So far, we have based all solutions purely on messaging. If introducing a persistence mechanism is an option, we can leverage sagas to keep track of the processing status and build an in-saga pending queue. The saga knows the business logic and thus knows the expected sequence of messages. If the saga receives an out-of-order message, it can store it in the saga data and schedule a timeout to later evaluate if it can process the previously received out-of-order messages. A basic sample of this type of saga is available in the official NServiceBus sagas tutorial. The tutorial handles the out-of-order receive of two messages, and as such, it doesn’t need to store any message for later processing. We can model many business use cases using the demonstrated approach.

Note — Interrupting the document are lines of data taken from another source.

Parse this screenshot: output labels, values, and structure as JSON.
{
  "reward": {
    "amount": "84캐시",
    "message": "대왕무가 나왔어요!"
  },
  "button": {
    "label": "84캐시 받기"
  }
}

For more scenarios where sagas are a successful tool to handle message ordering needs, read the “You don’t need ordered delivery” article by Dennis Van Der Stelt.


As you probably noticed, dear reader, we have two significant options. On the one hand, we could try to brute-force change reality to adapt it to the way we would like to design systems. Or, on the other hand, we could bend the business to adapt to the real world. We could move from a “hold on, you cannot order because you haven’t paid” approach to a “thanks for your order, we’ll take care of the payment details later.” The latter scales, the first one doesn’t scale so quickly. At the same time, the first one might be easier to implement at first glance.

There is no right or wrong solution. Instead, we have plenty of options at our disposal. In this article, we analyzed a few. Please, share your experience in the comments below if you’re doing something different.

Photo by Markus Spiske on Unsplash